German Chancellor Angela Merkel discussed efforts to reach a diplomatic solution for the Libyan conflict in separate phone calls with Russian President Vladimir Putin and Turkish President Recep Tayyip Erdogan, whose government intends to send troops to Libya, a government spokesman said on Monday.
Turkey's foreign minister has warned that the Libyan conflict risks sliding into chaos and becoming the next Syria, as he sought to speed up domestic legislation to allow Ankara to send troops to the North African country.
Last week, Erdogan announced his government's decision to seek parliamentary consent to send troops to Libya, at the request of the Tripoli-based Government of National Accord. The troops would help to defend the GNA against General Khalifa Haftar's Libyan National Army (LNA).
A German foreign ministry spokesman in Berlin said Germany was following the reports about Turkey's military plans in Libya with "great concern".
He urged all involved parties to exercise maximum restraint, respect an international embargo for arms exports to Libya and step up efforts for a diplomatic solution.

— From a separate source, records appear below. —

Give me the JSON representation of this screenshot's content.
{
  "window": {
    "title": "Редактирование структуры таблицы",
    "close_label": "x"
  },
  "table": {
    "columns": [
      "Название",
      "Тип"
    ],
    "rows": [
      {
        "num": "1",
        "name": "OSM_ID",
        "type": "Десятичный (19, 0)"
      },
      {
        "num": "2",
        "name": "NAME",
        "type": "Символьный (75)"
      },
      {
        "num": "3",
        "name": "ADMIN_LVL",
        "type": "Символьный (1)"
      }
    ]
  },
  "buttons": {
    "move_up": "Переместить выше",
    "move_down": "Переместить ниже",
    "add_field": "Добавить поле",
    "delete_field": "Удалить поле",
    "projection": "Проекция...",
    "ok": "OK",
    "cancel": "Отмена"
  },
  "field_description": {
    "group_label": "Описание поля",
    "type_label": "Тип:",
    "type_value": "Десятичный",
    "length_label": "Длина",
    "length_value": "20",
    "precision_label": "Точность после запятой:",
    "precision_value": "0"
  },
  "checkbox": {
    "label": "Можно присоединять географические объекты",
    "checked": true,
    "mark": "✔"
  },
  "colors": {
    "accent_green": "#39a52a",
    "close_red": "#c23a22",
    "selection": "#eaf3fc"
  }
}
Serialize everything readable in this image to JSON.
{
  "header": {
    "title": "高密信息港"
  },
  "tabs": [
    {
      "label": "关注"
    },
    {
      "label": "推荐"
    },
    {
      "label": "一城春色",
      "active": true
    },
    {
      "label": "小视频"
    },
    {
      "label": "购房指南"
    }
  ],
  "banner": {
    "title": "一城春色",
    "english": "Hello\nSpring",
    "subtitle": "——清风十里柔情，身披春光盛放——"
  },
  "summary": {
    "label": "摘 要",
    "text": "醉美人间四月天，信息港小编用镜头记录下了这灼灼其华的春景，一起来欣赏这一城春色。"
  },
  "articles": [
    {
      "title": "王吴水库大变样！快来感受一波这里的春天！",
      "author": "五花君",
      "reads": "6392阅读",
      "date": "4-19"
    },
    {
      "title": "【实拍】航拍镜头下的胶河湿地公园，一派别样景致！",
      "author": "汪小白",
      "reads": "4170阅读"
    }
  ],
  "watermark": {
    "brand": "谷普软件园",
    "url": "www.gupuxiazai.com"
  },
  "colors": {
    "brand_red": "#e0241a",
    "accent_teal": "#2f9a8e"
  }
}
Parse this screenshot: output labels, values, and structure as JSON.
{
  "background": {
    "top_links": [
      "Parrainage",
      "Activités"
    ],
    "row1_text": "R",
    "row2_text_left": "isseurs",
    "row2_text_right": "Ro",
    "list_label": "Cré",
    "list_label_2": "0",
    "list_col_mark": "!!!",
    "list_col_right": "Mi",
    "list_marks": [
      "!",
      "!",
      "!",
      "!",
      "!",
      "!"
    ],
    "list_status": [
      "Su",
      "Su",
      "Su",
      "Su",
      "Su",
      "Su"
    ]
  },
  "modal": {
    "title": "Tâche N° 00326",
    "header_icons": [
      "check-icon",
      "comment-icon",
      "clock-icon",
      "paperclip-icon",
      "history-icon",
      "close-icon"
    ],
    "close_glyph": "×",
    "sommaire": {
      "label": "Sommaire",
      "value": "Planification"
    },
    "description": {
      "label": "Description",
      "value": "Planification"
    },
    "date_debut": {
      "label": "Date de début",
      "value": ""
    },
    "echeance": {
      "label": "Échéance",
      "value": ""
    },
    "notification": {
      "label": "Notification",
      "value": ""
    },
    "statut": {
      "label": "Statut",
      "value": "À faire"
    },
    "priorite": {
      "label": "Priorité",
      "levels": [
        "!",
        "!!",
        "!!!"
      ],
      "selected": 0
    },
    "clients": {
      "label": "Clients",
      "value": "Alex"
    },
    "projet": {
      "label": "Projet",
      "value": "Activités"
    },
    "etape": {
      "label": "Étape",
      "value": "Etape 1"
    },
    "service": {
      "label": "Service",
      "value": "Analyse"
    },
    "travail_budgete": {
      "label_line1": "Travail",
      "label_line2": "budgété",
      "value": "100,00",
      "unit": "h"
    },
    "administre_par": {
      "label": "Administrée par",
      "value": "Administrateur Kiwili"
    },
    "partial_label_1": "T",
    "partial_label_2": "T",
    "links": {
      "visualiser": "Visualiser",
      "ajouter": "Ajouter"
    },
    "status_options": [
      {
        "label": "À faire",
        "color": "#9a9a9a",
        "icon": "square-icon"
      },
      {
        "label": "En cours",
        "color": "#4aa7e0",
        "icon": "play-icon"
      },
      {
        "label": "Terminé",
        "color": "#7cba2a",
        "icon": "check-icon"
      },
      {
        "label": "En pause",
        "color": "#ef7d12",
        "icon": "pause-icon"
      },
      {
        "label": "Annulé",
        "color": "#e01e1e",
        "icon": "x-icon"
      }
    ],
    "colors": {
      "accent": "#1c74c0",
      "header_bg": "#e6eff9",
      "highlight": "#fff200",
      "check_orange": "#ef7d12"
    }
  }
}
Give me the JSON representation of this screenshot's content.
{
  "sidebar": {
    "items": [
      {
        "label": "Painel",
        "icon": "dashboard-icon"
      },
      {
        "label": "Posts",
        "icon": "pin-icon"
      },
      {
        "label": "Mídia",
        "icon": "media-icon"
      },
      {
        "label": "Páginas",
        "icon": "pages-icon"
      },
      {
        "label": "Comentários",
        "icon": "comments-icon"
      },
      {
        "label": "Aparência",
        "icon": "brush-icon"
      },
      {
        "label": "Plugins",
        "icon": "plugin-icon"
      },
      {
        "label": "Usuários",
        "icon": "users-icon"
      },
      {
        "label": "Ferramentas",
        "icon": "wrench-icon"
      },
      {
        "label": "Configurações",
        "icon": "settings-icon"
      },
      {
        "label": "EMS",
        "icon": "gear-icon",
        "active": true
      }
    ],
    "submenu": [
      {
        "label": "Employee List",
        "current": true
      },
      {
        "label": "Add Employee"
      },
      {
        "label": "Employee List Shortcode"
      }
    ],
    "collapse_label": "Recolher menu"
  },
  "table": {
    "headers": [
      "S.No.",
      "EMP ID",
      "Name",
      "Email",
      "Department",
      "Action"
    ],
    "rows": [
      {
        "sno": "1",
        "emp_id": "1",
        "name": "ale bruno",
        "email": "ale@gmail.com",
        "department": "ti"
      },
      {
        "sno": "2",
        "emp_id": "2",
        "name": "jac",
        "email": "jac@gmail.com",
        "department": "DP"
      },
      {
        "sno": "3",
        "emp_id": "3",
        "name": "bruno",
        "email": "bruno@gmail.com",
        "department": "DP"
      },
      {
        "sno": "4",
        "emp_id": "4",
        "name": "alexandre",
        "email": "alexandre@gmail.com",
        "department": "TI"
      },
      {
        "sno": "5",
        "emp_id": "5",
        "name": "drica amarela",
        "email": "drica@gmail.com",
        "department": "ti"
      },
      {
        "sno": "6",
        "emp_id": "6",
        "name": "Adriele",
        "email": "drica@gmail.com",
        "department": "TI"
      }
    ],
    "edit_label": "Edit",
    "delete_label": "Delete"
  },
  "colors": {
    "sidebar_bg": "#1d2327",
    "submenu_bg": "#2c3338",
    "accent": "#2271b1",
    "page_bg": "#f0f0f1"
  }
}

"A further exchange was agreed to strengthen diplomatic efforts," the government spokesman said, adding that Merkel also discussed the developments in Syria with Erdogan and Putin during the phone calls, which took place on Sunday.
Germany has offered to host an international peace conference on Libya that the United Nations is planning. The conference could take place in Berlin after a planned meeting between Erdogan and Putin in January.
Meanwhile, Turkey's main opposition party said on Monday it opposes a bill to allow a troop deployment to Libya, arguing such a move would exacerbate the country's conflict and cause it to spread across the region.
Speaking after talks with Foreign Minister Mevlut Cavusoglu on the bill, Unal Cevikoz, deputy chairman for the Republican People's Party (CHP), said his party opposed such a move.
"We believe diplomacy should be prioritized, rather than being a party to a proxy war. What is being done is making preparations to worsen the current situation, and we conveyed to the minister that this is not right," Cevikoz said.
"Sending troops there in this case will expand the effects of the conflicts in the region and cause them to spread... We view the bill negatively," he added.
The CHP has previously supported parliamentary bills to send troops into northern Syria, where Turkey has carried out three cross-border operations in three years. However, it has said it did not approve of Turkish military actions beyond its frontier.
Cavusoglu subsequently met the opposition Iyi Party leader to discuss the troop deployment bill. Erdogan has said the bill will be presented to parliament in early January.
Last month, Turkey signed two separate accords with the GNA, one on security and military cooperation and another on maritime boundaries in the eastern Mediterranean. Ankara has also sent military supplies to the GNA despite a United Nations embargo, according to a UN report seen by Reuters last month.